• **WHAT IS BEING ASKED**: Write down each entry again, exactly as it reads.

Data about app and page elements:
+--
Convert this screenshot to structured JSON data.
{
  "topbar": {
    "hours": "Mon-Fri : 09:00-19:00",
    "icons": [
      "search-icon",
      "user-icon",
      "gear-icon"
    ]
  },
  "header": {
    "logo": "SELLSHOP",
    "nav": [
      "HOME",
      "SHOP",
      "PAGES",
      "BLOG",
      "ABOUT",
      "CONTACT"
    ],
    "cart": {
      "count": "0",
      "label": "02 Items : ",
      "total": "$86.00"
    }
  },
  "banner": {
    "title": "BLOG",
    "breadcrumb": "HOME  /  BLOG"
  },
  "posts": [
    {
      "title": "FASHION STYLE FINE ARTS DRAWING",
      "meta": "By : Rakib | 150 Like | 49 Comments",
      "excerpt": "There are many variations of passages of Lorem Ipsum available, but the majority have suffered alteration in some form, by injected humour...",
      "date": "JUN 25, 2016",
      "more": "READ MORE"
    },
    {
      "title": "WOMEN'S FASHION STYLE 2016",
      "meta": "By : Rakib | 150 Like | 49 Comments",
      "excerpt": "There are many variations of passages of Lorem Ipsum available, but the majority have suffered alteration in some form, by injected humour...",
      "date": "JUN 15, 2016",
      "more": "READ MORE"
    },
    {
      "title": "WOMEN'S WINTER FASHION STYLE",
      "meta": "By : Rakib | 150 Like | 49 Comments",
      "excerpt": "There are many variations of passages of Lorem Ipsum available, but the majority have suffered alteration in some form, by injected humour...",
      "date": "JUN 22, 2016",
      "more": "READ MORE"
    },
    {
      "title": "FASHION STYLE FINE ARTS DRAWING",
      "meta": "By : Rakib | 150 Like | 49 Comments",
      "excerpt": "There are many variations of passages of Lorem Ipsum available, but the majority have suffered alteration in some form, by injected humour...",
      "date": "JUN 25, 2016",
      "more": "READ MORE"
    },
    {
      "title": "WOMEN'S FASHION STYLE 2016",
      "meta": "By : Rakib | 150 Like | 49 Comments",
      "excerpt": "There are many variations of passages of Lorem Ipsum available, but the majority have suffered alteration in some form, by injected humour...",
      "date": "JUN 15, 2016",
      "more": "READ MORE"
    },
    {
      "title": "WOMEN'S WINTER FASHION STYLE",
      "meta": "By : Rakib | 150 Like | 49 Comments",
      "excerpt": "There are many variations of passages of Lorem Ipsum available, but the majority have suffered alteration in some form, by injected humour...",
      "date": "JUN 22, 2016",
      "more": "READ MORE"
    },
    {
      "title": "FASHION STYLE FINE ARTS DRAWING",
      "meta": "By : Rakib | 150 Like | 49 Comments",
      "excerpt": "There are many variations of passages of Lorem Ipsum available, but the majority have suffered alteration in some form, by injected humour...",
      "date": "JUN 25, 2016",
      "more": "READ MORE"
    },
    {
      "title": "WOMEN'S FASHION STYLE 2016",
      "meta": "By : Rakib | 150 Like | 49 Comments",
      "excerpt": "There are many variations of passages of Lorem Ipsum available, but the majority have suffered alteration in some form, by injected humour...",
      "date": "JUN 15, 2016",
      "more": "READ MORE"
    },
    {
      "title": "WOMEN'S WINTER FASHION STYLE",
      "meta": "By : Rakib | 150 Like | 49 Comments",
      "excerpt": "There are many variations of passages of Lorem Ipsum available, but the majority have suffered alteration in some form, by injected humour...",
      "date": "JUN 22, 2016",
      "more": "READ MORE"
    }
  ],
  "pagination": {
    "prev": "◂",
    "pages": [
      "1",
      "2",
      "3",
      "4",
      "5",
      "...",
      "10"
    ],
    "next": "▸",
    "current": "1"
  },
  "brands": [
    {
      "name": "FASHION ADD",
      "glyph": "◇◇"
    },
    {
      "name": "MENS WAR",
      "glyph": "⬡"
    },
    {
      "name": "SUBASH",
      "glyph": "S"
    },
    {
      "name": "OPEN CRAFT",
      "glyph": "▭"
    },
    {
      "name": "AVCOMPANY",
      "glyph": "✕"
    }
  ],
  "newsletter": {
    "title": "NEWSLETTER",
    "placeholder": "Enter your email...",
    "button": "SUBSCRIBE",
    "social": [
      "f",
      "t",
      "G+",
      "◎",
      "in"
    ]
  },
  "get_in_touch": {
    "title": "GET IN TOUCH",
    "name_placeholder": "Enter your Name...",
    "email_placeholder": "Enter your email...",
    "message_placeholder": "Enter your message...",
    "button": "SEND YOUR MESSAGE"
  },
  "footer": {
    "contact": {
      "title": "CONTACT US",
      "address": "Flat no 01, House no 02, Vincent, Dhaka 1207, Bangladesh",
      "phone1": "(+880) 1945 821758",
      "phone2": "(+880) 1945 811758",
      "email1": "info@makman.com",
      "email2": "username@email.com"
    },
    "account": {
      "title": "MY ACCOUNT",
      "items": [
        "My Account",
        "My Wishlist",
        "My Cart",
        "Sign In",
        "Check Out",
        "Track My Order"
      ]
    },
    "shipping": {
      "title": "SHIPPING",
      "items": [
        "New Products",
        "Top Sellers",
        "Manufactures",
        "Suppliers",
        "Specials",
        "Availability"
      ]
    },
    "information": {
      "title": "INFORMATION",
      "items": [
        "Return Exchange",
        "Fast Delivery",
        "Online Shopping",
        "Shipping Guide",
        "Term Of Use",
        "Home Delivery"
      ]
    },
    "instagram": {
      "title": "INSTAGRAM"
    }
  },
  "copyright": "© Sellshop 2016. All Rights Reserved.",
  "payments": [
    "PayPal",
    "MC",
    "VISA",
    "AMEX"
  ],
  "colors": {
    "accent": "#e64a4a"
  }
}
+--
• **ANSWER**:
Convert this screenshot to structured JSON data.
{
  "topbar": {
    "hours": "Mon-Fri : 09:00-19:00",
    "icons": [
      "search-icon",
      "user-icon",
      "gear-icon"
    ]
  },
  "header": {
    "logo": "SELLSHOP",
    "nav": [
      "HOME",
      "SHOP",
      "PAGES",
      "BLOG",
      "ABOUT",
      "CONTACT"
    ],
    "cart": {
      "count": "0",
      "label": "02 Items : ",
      "total": "$86.00"
    }
  },
  "banner": {
    "title": "BLOG",
    "breadcrumb": "HOME  /  BLOG"
  },
  "posts": [
    {
      "title": "FASHION STYLE FINE ARTS DRAWING",
      "meta": "By : Rakib | 150 Like | 49 Comments",
      "excerpt": "There are many variations of passages of Lorem Ipsum available, but the majority have suffered alteration in some form, by injected humour...",
      "date": "JUN 25, 2016",
      "more": "READ MORE"
    },
    {
      "title": "WOMEN'S FASHION STYLE 2016",
      "meta": "By : Rakib | 150 Like | 49 Comments",
      "excerpt": "There are many variations of passages of Lorem Ipsum available, but the majority have suffered alteration in some form, by injected humour...",
      "date": "JUN 15, 2016",
      "more": "READ MORE"
    },
    {
      "title": "WOMEN'S WINTER FASHION STYLE",
      "meta": "By : Rakib | 150 Like | 49 Comments",
      "excerpt": "There are many variations of passages of Lorem Ipsum available, but the majority have suffered alteration in some form, by injected humour...",
      "date": "JUN 22, 2016",
      "more": "READ MORE"
    },
    {
      "title": "FASHION STYLE FINE ARTS DRAWING",
      "meta": "By : Rakib | 150 Like | 49 Comments",
      "excerpt": "There are many variations of passages of Lorem Ipsum available, but the majority have suffered alteration in some form, by injected humour...",
      "date": "JUN 25, 2016",
      "more": "READ MORE"
    },
    {
      "title": "WOMEN'S FASHION STYLE 2016",
      "meta": "By : Rakib | 150 Like | 49 Comments",
      "excerpt": "There are many variations of passages of Lorem Ipsum available, but the majority have suffered alteration in some form, by injected humour...",
      "date": "JUN 15, 2016",
      "more": "READ MORE"
    },
    {
      "title": "WOMEN'S WINTER FASHION STYLE",
      "meta": "By : Rakib | 150 Like | 49 Comments",
      "excerpt": "There are many variations of passages of Lorem Ipsum available, but the majority have suffered alteration in some form, by injected humour...",
      "date": "JUN 22, 2016",
      "more": "READ MORE"
    },
    {
      "title": "FASHION STYLE FINE ARTS DRAWING",
      "meta": "By : Rakib | 150 Like | 49 Comments",
      "excerpt": "There are many variations of passages of Lorem Ipsum available, but the majority have suffered alteration in some form, by injected humour...",
      "date": "JUN 25, 2016",
      "more": "READ MORE"
    },
    {
      "title": "WOMEN'S FASHION STYLE 2016",
      "meta": "By : Rakib | 150 Like | 49 Comments",
      "excerpt": "There are many variations of passages of Lorem Ipsum available, but the majority have suffered alteration in some form, by injected humour...",
      "date": "JUN 15, 2016",
      "more": "READ MORE"
    },
    {
      "title": "WOMEN'S WINTER FASHION STYLE",
      "meta": "By : Rakib | 150 Like | 49 Comments",
      "excerpt": "There are many variations of passages of Lorem Ipsum available, but the majority have suffered alteration in some form, by injected humour...",
      "date": "JUN 22, 2016",
      "more": "READ MORE"
    }
  ],
  "pagination": {
    "prev": "◂",
    "pages": [
      "1",
      "2",
      "3",
      "4",
      "5",
      "...",
      "10"
    ],
    "next": "▸",
    "current": "1"
  },
  "brands": [
    {
      "name": "FASHION ADD",
      "glyph": "◇◇"
    },
    {
      "name": "MENS WAR",
      "glyph": "⬡"
    },
    {
      "name": "SUBASH",
      "glyph": "S"
    },
    {
      "name": "OPEN CRAFT",
      "glyph": "▭"
    },
    {
      "name": "AVCOMPANY",
      "glyph": "✕"
    }
  ],
  "newsletter": {
    "title": "NEWSLETTER",
    "placeholder": "Enter your email...",
    "button": "SUBSCRIBE",
    "social": [
      "f",
      "t",
      "G+",
      "◎",
      "in"
    ]
  },
  "get_in_touch": {
    "title": "GET IN TOUCH",
    "name_placeholder": "Enter your Name...",
    "email_placeholder": "Enter your email...",
    "message_placeholder": "Enter your message...",
    "button": "SEND YOUR MESSAGE"
  },
  "footer": {
    "contact": {
      "title": "CONTACT US",
      "address": "Flat no 01, House no 02, Vincent, Dhaka 1207, Bangladesh",
      "phone1": "(+880) 1945 821758",
      "phone2": "(+880) 1945 811758",
      "email1": "info@makman.com",
      "email2": "username@email.com"
    },
    "account": {
      "title": "MY ACCOUNT",
      "items": [
        "My Account",
        "My Wishlist",
        "My Cart",
        "Sign In",
        "Check Out",
        "Track My Order"
      ]
    },
    "shipping": {
      "title": "SHIPPING",
      "items": [
        "New Products",
        "Top Sellers",
        "Manufactures",
        "Suppliers",
        "Specials",
        "Availability"
      ]
    },
    "information": {
      "title": "INFORMATION",
      "items": [
        "Return Exchange",
        "Fast Delivery",
        "Online Shopping",
        "Shipping Guide",
        "Term Of Use",
        "Home Delivery"
      ]
    },
    "instagram": {
      "title": "INSTAGRAM"
    }
  },
  "copyright": "© Sellshop 2016. All Rights Reserved.",
  "payments": [
    "PayPal",
    "MC",
    "VISA",
    "AMEX"
  ],
  "colors": {
    "accent": "#e64a4a"
  }
}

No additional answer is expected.